The processor then transforms the signal back to analog and sends it to a receiver. It’s not possible to hear these electrical signals which were once a sound. The receiver converts the signal back into sound waves and transmits them through your ears. Elements in the cochlea turn it back into an electrical signal that the brain can interpret.
This all sounds quite complex but it occurs in a nanosecond. Despite all of this advanced technology, the hearing aid still feeds back.
Feedback Loops And How They Happen
Feedback doesn’t exclusively happen inside hearing aids. If there is a microphone, it’s likely there is some feedback. The receiver generates sound which the microphone then picks up and re-amplifies. The sound wave goes into the microphone, goes through the processing and then the receiver turns it back into a sound wave. A feedback loop is then created when the microphone picks up the sound again and re-amplifies it. Put simply, the hearing aid is listening to itself and doesn’t like it.
Exactly What is The Cause of Hearing Aid Feedback?
A feedback loop can be caused by several issues. If you turn on your hearing aid while it’s still in your hand prior to putting it in, you will get a very common cause. Your hearing aid starts to process sound waves right when you hit the “on” switch. The sound coming from the receiver bounces off of your hand back into the microphone producing the feedback. The answer to this concern is pretty simple; you should wait until after the device is snuggly in your ear before pressing the button.
Feedback is sometimes caused when your hearing aid isn’t fitting properly. If you have lost weight since you had your hearing aids fitted, or if your hearing aids a bit older, you may have a loose fit. Getting an adjustment from the seller is the only good remedy to this one.

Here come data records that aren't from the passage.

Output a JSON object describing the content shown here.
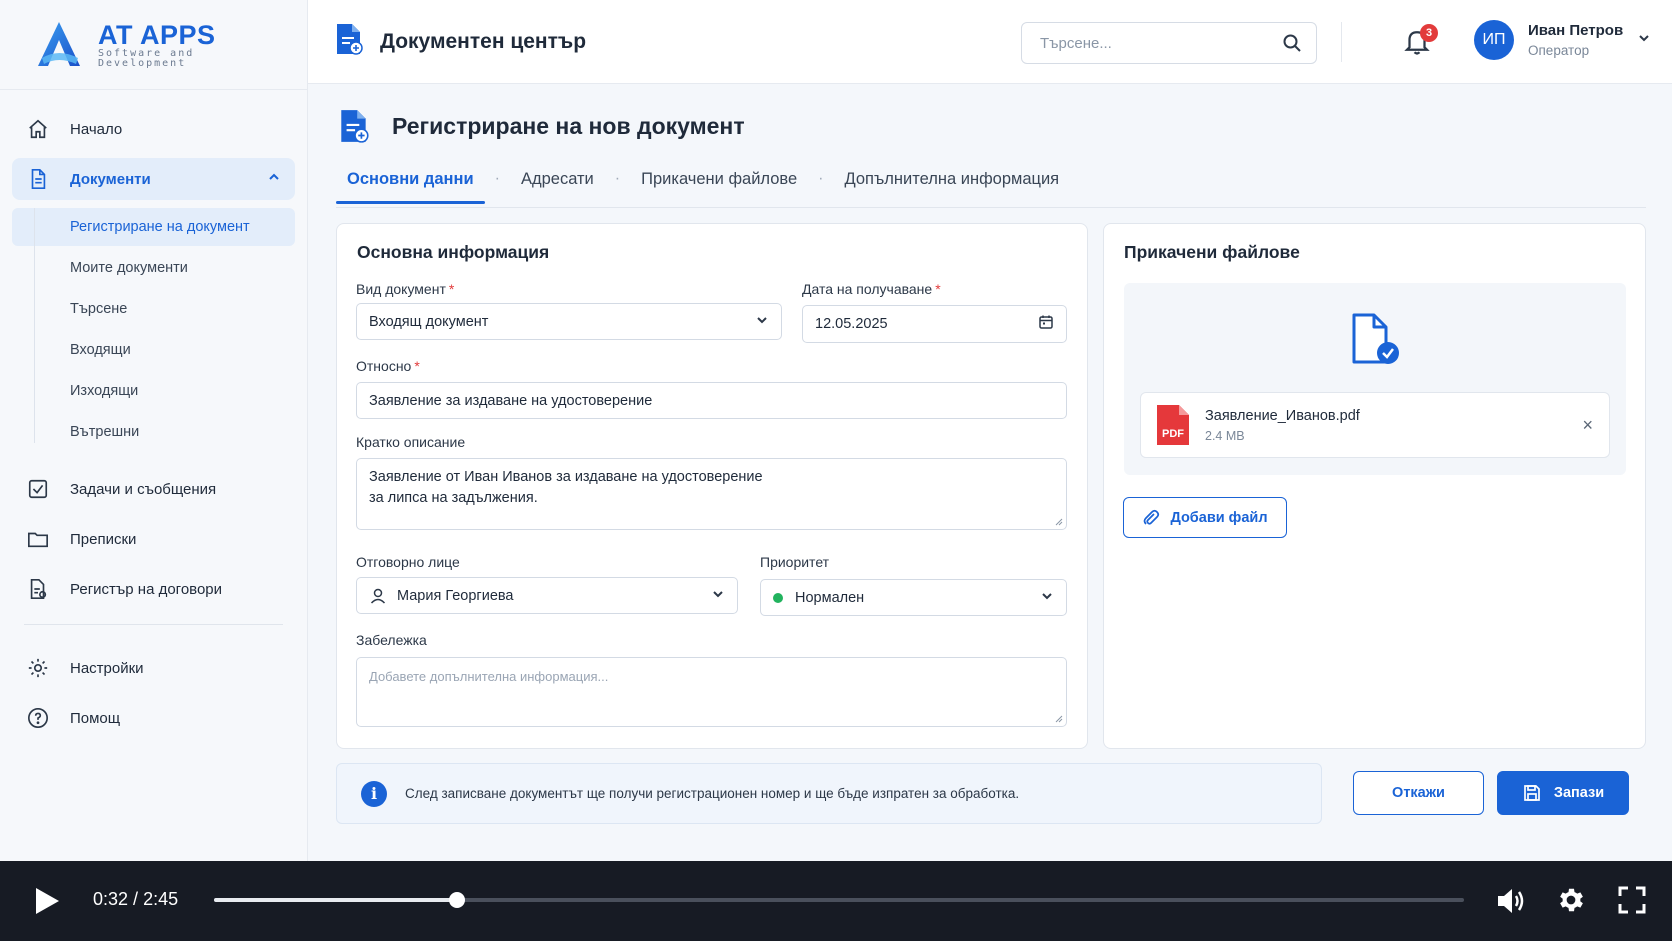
{
  "brand": {
    "title": "AT APPS",
    "subtitle_line1": "Software and",
    "subtitle_line2": "Development"
  },
  "sidebar": {
    "items": [
      {
        "label": "Начало",
        "icon": "home-icon"
      },
      {
        "label": "Документи",
        "icon": "document-icon",
        "active": true
      },
      {
        "label": "Задачи и съобщения",
        "icon": "checkbox-icon"
      },
      {
        "label": "Преписки",
        "icon": "folder-icon"
      },
      {
        "label": "Регистър на договори",
        "icon": "contract-icon"
      },
      {
        "label": "Настройки",
        "icon": "gear-icon"
      },
      {
        "label": "Помощ",
        "icon": "help-icon"
      }
    ],
    "sub_items": [
      "Регистриране на документ",
      "Моите документи",
      "Търсене",
      "Входящи",
      "Изходящи",
      "Вътрешни"
    ]
  },
  "topbar": {
    "title": "Документен център",
    "search_placeholder": "Търсене...",
    "notifications_count": "3",
    "user": {
      "initials": "ИП",
      "name": "Иван Петров",
      "role": "Оператор"
    }
  },
  "page": {
    "title": "Регистриране на нов документ",
    "tabs": [
      "Основни данни",
      "Адресати",
      "Прикачени файлове",
      "Допълнителна информация"
    ]
  },
  "form": {
    "title": "Основна информация",
    "doc_type": {
      "label": "Вид документ",
      "value": "Входящ документ"
    },
    "date": {
      "label": "Дата на получаване",
      "value": "12.05.2025"
    },
    "subject": {
      "label": "Относно",
      "value": "Заявление за издаване на удостоверение"
    },
    "description": {
      "label": "Кратко описание",
      "line1": "Заявление от Иван Иванов за издаване на удостоверение",
      "line2": "за липса на задължения."
    },
    "responsible": {
      "label": "Отговорно лице",
      "value": "Мария Георгиева"
    },
    "priority": {
      "label": "Приоритет",
      "value": "Нормален"
    },
    "note": {
      "label": "Забележка",
      "placeholder": "Добавете допълнителна информация..."
    }
  },
  "attachments": {
    "title": "Прикачени файлове",
    "file": {
      "name": "Заявление_Иванов.pdf",
      "size": "2.4 MB",
      "type_label": "PDF"
    },
    "add_label": "Добави файл"
  },
  "info_text": "След записване документът ще получи регистрационен номер и ще бъде изпратен за обработка.",
  "actions": {
    "cancel": "Откажи",
    "save": "Запази"
  },
  "video": {
    "current": "0:32",
    "total": "2:45",
    "progress": 0.194
  },
  "colors": {
    "accent": "#1a63d6",
    "badge": "#e23b3b",
    "priority_normal": "#22b35e",
    "pdf": "#e5383b"
  }
}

Earwax And Feedback
With regards to hearing aids, earwax is not a friend. One of the main reasons that hearing aids don’t fit right is because of the buildup of earwax on the casing. Now, feedback is again being caused by a loose fit. Read the manual that you got with your hearing aids or else contact the retailer to determine exactly how to clean earwax off without damaging the device.
Maybe It’s Only Broke
This is your next thing to start thinking about when you’ve tried everything else. Feedback can absolutely be caused by a broken or damaged hearing aid. The casing could have a crack in it somewhere, for example. You should never attempt to fix this at home. Make an appointment with a hearing aid expert to get a repair.
Occasionally What Sounds Like Feedback is Really Something Else Entirely
You may well be hearing something that sounds like feedback but it’s actually not. A low battery or other potential problems can cause a warning sound in many devices. The sound should be carefully listened to. Is it actually a whistling noise or does it sound more like a beep? Check the users-manual to find out if your device comes with this feature and what other warning sounds you should listen for in the future.
It doesn’t make a difference what brand or style you use. Many brands of hearing aids are capable of producing it and the cause is typically quite clear.